> [Task objective]: Could you give the records below again exactly, without the pictures?

> [Data under study]:
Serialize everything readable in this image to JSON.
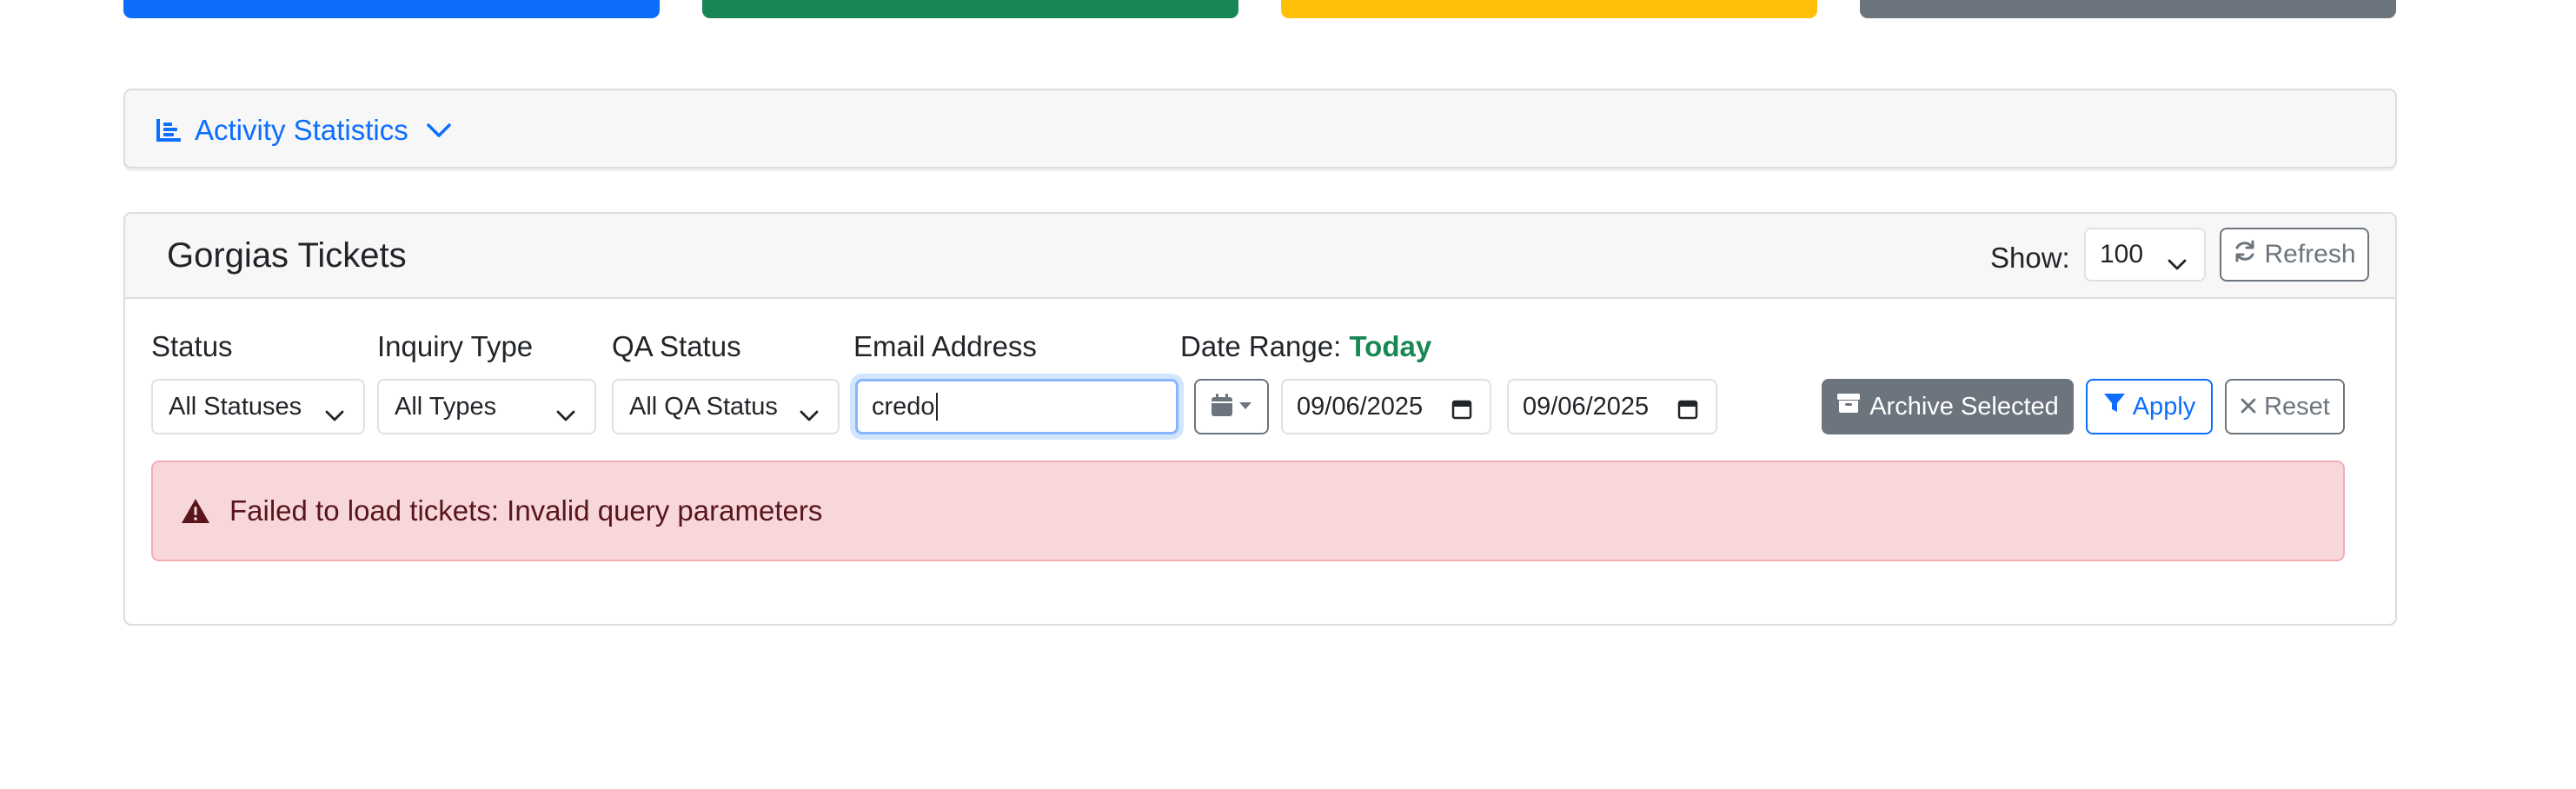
{
  "colors": {
    "primary": "#0d6efd",
    "success": "#198754",
    "warning": "#ffc107",
    "secondary": "#6c757d",
    "danger_bg": "#f8d7da",
    "danger_text": "#58151c"
  },
  "activity": {
    "label": "Activity Statistics",
    "icon": "bar-chart-icon"
  },
  "tickets": {
    "title": "Gorgias Tickets",
    "show_label": "Show:",
    "show_value": "100",
    "refresh_label": "Refresh"
  },
  "filters": {
    "status_label": "Status",
    "status_value": "All Statuses",
    "inquiry_label": "Inquiry Type",
    "inquiry_value": "All Types",
    "qa_label": "QA Status",
    "qa_value": "All QA Status",
    "email_label": "Email Address",
    "email_value": "credo",
    "date_range_label": "Date Range:",
    "date_range_value": "Today",
    "date_from": "09/06/2025",
    "date_to": "09/06/2025"
  },
  "actions": {
    "archive_label": "Archive Selected",
    "apply_label": "Apply",
    "reset_label": "Reset"
  },
  "alert": {
    "message": "Failed to load tickets: Invalid query parameters"
  }
}
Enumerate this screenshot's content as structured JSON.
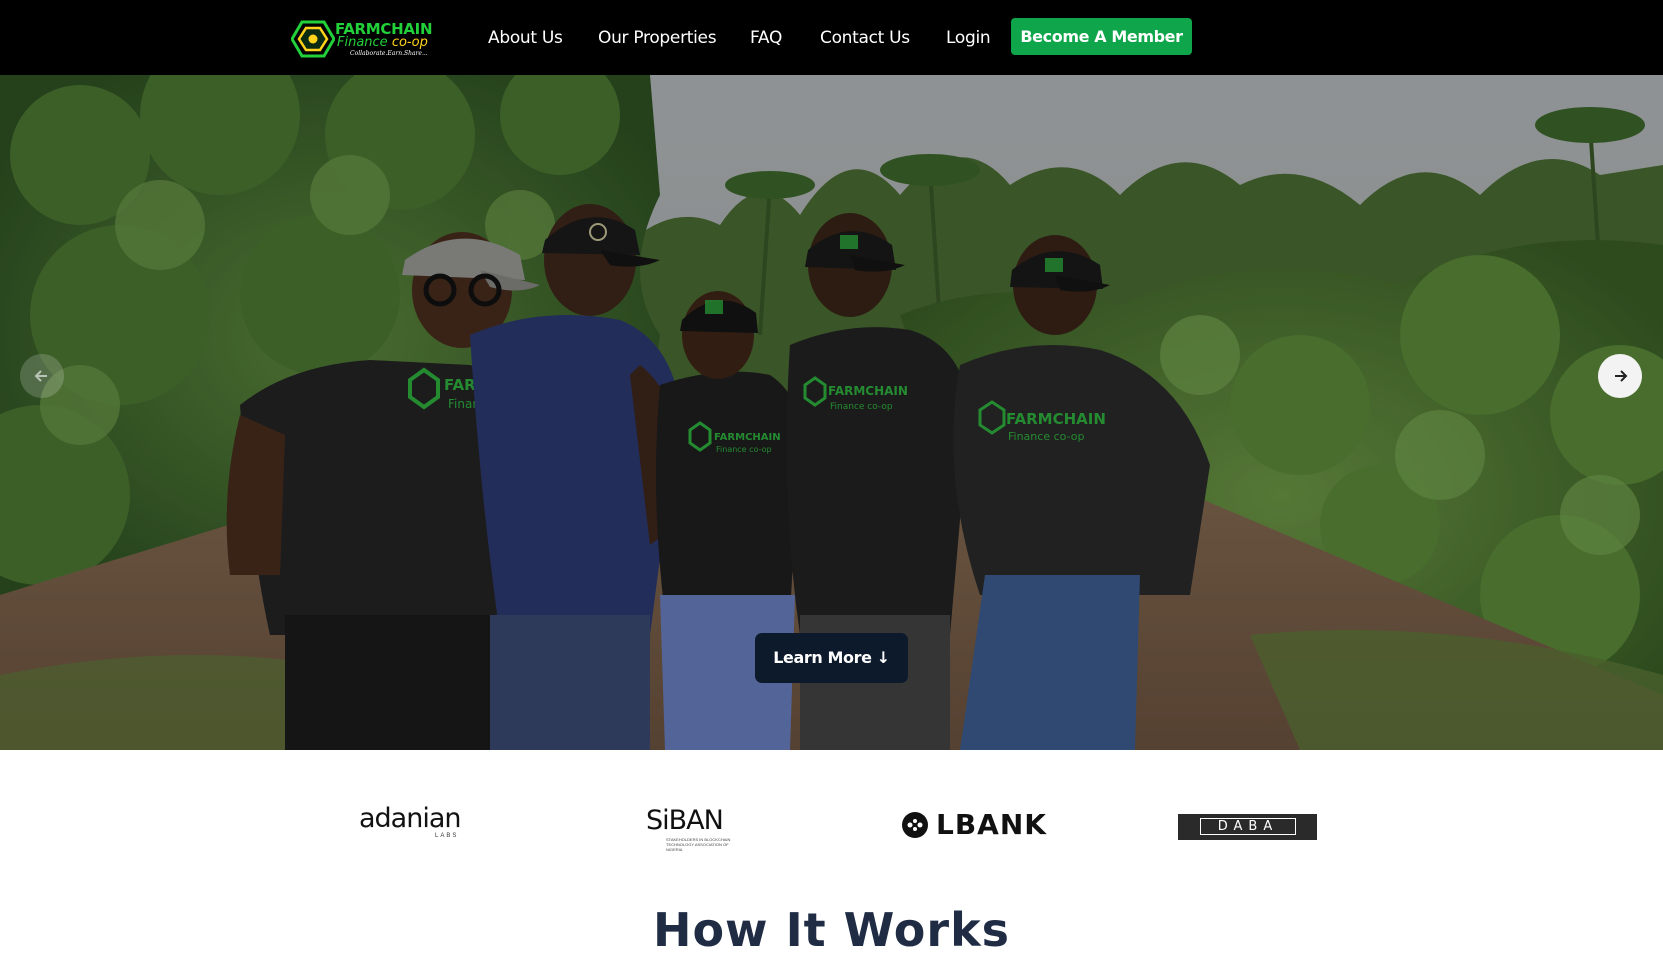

> [Solution to this problem]:
Serialize everything readable in this image to JSON.
{
  "colors": {
    "primary": "#0d6efd",
    "success": "#198754",
    "warning": "#ffc107",
    "secondary": "#6c757d",
    "danger_bg": "#f8d7da",
    "danger_text": "#58151c"
  },
  "activity": {
    "label": "Activity Statistics",
    "icon": "bar-chart-icon"
  },
  "tickets": {
    "title": "Gorgias Tickets",
    "show_label": "Show:",
    "show_value": "100",
    "refresh_label": "Refresh"
  },
  "filters": {
    "status_label": "Status",
    "status_value": "All Statuses",
    "inquiry_label": "Inquiry Type",
    "inquiry_value": "All Types",
    "qa_label": "QA Status",
    "qa_value": "All QA Status",
    "email_label": "Email Address",
    "email_value": "credo",
    "date_range_label": "Date Range:",
    "date_range_value": "Today",
    "date_from": "09/06/2025",
    "date_to": "09/06/2025"
  },
  "actions": {
    "archive_label": "Archive Selected",
    "apply_label": "Apply",
    "reset_label": "Reset"
  },
  "alert": {
    "message": "Failed to load tickets: Invalid query parameters"
  }
}
Enumerate this screenshot's content as structured JSON.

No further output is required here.